Clearwire, which is majority owned by Sprint/Nextel, oftentimes co-locates their equipment on existing Sprint sites.
Sprint/Nextel has an 11-foot by 22-foot equipment platform on the Walnut Park Plaza rooftop approximately three feet from the parapet wall which is one-foot or less in height. It reportedly does not have any guardrails.
Other wireless tenants on the rooftop include AT&T and T-Mobile.
Authorities have not released where Zarzecki was working when he fell.
He is survived by his wife Cara (nee Voll), two sons Stanley J., Jr. and Zachery Xaiver; his mother Diane of Phila. and a brother Eric of Phila.
In lieu of flowers the family requests donations be made to The Stanley J. Zarzecki, Jr. Children Fund C/O TD Bank, 1450 Clements Bridge Road, Deptford, N.J. 08096.

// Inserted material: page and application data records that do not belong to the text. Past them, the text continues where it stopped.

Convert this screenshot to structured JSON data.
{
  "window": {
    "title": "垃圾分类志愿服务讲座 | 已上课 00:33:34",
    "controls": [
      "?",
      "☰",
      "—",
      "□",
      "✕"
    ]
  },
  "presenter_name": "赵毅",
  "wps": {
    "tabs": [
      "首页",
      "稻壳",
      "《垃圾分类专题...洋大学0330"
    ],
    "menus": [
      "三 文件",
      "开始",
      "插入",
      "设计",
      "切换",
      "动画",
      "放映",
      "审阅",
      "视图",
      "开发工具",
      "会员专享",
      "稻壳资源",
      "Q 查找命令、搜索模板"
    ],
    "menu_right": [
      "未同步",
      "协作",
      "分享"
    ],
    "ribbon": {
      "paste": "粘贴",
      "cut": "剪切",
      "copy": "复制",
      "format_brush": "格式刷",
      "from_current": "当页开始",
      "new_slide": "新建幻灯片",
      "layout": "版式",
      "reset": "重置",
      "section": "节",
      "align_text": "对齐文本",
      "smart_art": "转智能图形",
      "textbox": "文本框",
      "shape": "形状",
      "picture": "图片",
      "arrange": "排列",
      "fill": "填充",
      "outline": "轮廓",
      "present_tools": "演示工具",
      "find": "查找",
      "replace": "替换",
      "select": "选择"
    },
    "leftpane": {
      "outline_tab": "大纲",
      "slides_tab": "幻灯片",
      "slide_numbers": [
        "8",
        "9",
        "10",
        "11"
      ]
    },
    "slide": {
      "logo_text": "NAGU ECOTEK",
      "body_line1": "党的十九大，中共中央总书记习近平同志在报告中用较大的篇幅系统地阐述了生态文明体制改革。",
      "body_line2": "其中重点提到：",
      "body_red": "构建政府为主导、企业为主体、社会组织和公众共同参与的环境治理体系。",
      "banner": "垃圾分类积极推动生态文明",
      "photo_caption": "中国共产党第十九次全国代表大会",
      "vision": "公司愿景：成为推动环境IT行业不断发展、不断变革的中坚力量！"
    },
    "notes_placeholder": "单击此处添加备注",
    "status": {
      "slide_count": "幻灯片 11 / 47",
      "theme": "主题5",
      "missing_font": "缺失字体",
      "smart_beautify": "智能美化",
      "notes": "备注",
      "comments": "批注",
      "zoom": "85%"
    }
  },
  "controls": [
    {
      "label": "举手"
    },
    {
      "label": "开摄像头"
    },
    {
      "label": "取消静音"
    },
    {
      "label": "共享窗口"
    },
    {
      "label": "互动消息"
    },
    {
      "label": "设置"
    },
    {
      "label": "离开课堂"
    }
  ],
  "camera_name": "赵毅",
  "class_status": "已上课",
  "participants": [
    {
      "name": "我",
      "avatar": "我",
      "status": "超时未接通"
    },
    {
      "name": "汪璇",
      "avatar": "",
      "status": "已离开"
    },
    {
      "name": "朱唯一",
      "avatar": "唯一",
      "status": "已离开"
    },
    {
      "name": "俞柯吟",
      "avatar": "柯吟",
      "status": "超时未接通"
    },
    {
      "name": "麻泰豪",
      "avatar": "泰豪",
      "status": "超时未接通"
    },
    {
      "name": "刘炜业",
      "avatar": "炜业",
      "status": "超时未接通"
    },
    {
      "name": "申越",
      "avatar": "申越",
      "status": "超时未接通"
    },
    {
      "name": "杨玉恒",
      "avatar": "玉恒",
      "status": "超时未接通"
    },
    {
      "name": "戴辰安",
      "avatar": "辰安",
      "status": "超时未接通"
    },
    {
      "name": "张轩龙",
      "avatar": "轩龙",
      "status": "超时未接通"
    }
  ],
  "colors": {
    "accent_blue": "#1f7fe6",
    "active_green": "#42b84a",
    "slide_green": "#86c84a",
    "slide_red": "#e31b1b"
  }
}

A 36-year-old tower technician died May 4 after falling from a radio communications tower owned by Tri-County Electric of Madison, Fla.
Joseph White from Hawthorne, Fla., and his co-workers, employed by North Florida Tower Service based in Lake City, Fla., were performing tower work for Foley Timber Company and the State of Florida Division of Forestry.
The crew was 240 feet up the 400-foot tower and ascending when White fell to his death. He was wearing a safety harness at the time of the incident, according to Dixie County Sheriff’s officer Major Scott Harden.
North Florida Tower Service employed the technician for two years but he had several years of experience in this field of work. Nicknamed “Kojak,” White is survived by his mother, Mary White; daughter, Jasmine White; son, Jacob White; and brother, Stephen Bryan.
H/t AGL Mag